Copy out each line containing "kensingtonroyal" from the entries below.

Data shown:
# # # # # # #

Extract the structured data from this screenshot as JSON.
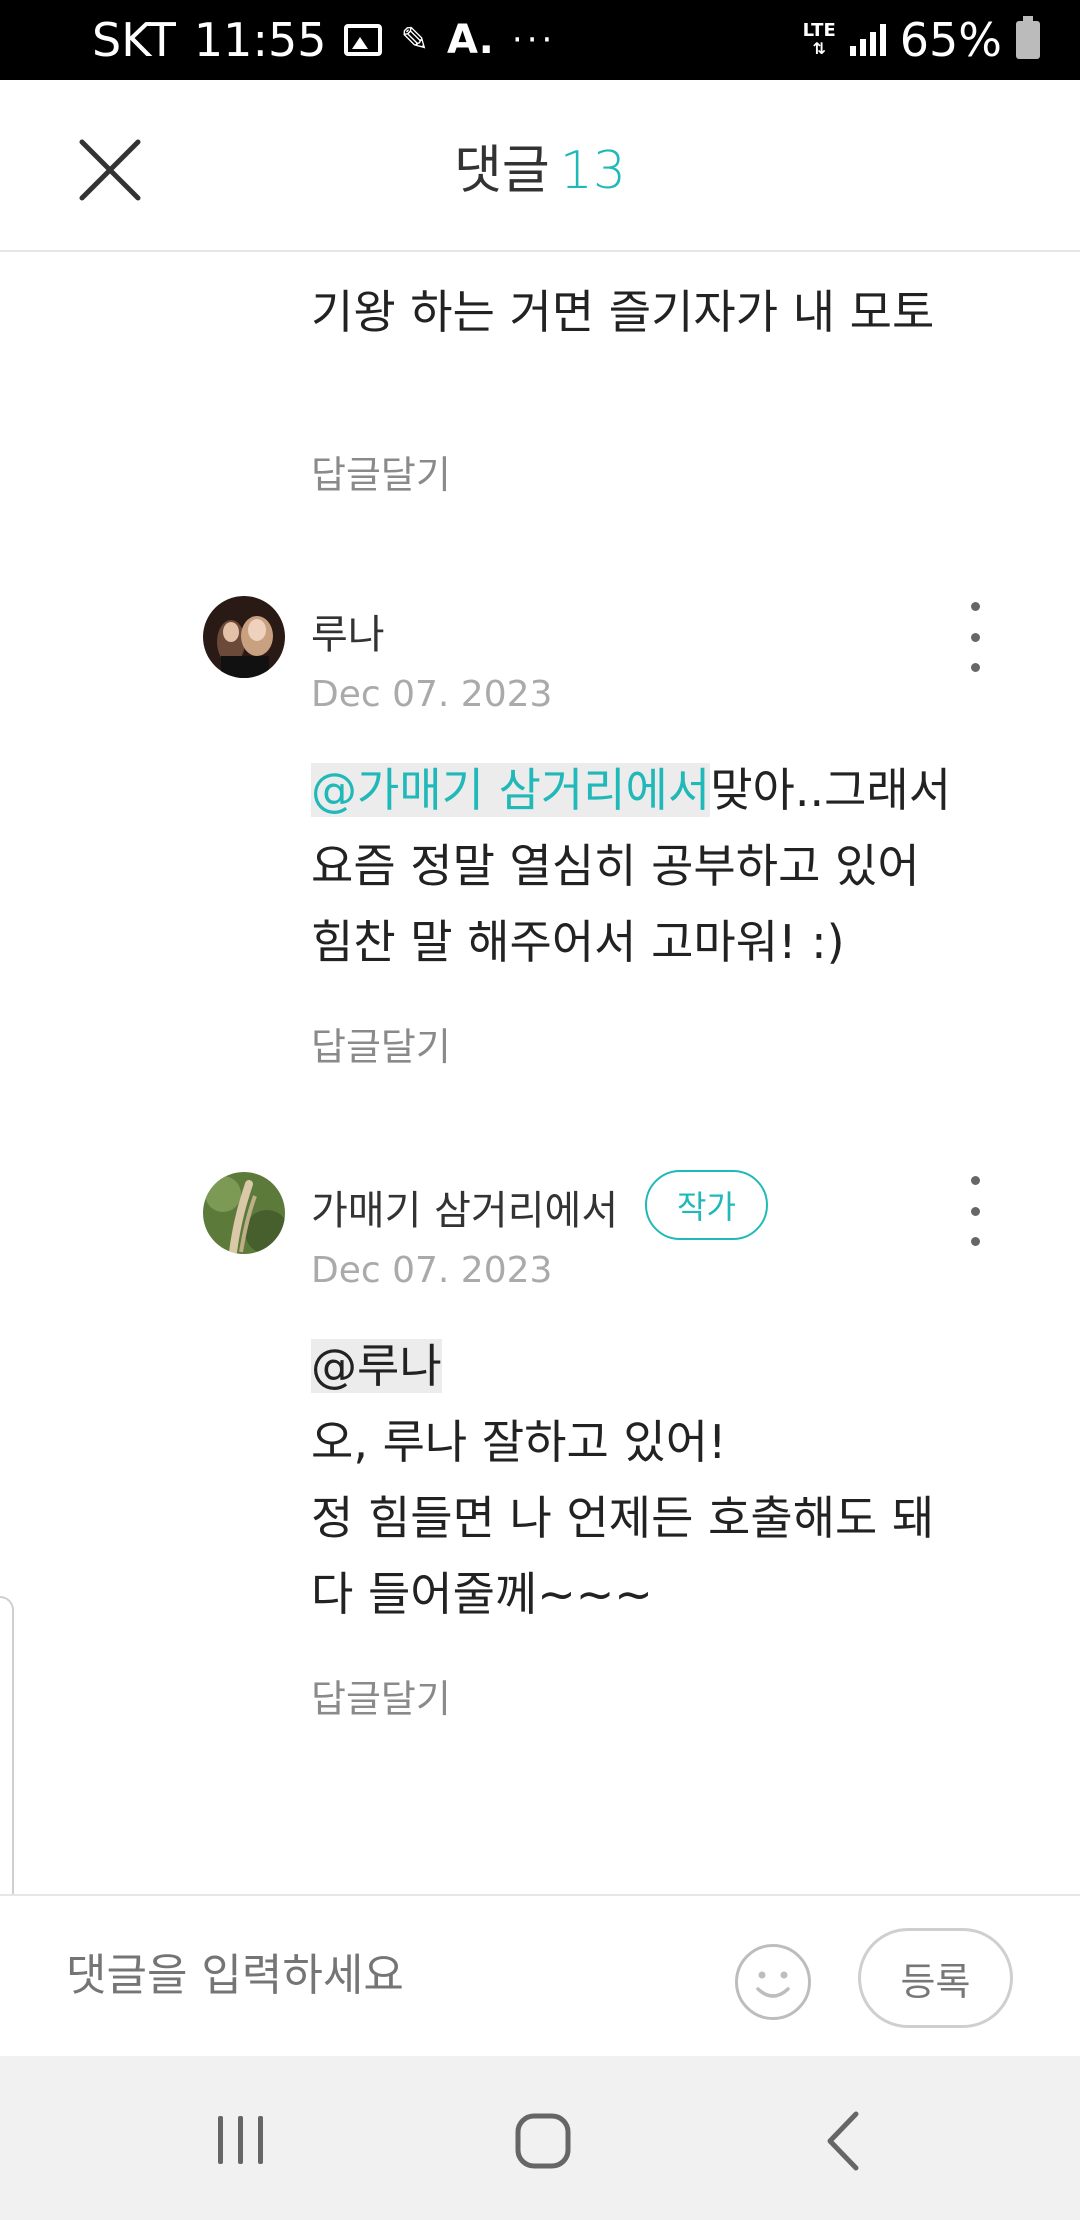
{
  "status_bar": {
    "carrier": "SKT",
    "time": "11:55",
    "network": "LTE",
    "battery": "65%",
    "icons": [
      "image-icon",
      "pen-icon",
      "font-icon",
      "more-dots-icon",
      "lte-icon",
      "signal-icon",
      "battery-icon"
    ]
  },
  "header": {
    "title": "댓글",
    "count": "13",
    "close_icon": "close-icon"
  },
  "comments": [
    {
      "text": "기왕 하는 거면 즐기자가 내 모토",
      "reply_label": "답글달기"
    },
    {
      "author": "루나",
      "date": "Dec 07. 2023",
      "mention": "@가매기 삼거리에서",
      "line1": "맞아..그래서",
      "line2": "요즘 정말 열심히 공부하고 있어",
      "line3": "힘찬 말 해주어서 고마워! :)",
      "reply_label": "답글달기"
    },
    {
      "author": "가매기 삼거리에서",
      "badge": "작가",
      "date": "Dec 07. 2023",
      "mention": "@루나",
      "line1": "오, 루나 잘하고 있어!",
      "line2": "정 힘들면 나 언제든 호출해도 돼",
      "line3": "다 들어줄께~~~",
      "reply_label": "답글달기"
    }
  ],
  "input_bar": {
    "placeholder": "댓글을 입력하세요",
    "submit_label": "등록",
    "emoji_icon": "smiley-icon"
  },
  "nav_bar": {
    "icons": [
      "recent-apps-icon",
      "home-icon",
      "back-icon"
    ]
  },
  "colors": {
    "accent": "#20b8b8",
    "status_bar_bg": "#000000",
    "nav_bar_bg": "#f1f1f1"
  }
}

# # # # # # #

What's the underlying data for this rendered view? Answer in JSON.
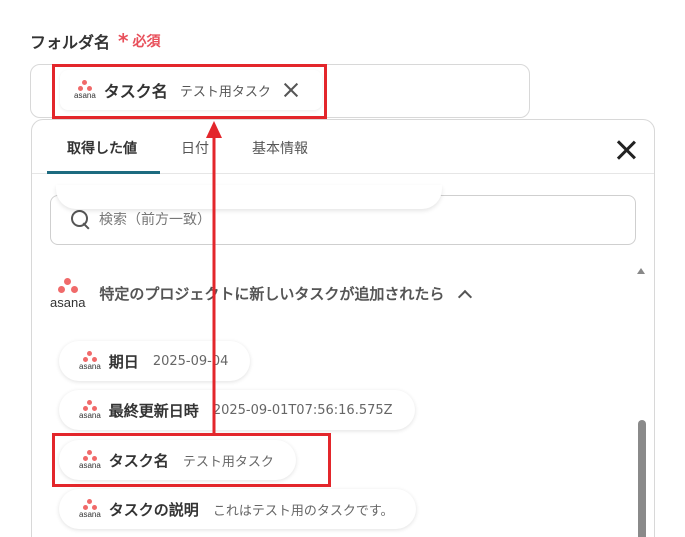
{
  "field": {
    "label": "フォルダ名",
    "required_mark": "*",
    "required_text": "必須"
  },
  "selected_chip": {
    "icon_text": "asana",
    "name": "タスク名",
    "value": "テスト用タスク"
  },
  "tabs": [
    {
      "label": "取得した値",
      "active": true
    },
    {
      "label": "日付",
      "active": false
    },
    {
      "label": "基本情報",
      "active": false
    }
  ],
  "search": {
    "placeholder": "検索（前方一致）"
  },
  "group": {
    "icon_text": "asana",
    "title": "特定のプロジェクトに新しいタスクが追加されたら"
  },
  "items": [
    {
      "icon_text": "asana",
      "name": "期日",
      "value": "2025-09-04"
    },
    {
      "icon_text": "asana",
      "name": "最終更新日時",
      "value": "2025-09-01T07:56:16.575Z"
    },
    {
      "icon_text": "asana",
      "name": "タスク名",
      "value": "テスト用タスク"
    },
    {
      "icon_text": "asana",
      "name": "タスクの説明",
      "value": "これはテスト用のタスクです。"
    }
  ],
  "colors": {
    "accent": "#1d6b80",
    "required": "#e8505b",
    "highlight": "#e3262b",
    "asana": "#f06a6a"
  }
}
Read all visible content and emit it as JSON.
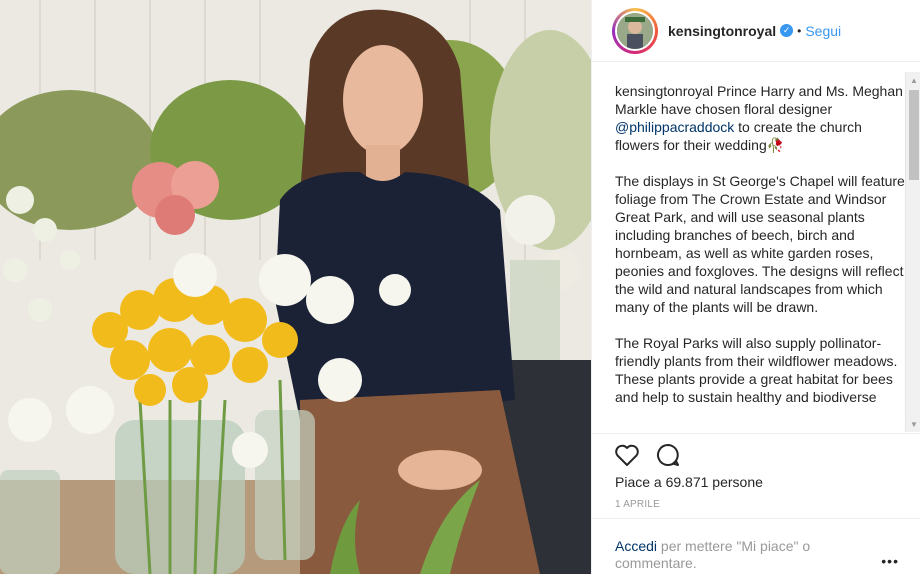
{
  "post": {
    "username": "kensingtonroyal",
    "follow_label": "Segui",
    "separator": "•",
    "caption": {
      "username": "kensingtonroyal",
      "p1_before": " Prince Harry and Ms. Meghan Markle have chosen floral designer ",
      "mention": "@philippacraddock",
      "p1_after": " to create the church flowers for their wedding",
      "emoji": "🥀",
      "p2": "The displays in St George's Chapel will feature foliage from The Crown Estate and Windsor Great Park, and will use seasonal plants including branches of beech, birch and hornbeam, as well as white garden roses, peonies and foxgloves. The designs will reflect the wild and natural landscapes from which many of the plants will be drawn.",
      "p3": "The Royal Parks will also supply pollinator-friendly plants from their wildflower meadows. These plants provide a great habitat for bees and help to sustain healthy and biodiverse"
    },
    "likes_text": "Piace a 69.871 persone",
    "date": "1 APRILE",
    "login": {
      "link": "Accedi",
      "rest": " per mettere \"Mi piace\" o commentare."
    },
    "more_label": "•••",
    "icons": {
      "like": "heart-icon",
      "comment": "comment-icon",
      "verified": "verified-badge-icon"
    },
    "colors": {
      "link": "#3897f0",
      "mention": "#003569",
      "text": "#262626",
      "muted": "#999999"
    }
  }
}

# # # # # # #

Response to the exercise:
    "username": "kensingtonroyal",
      "username": "kensingtonroyal",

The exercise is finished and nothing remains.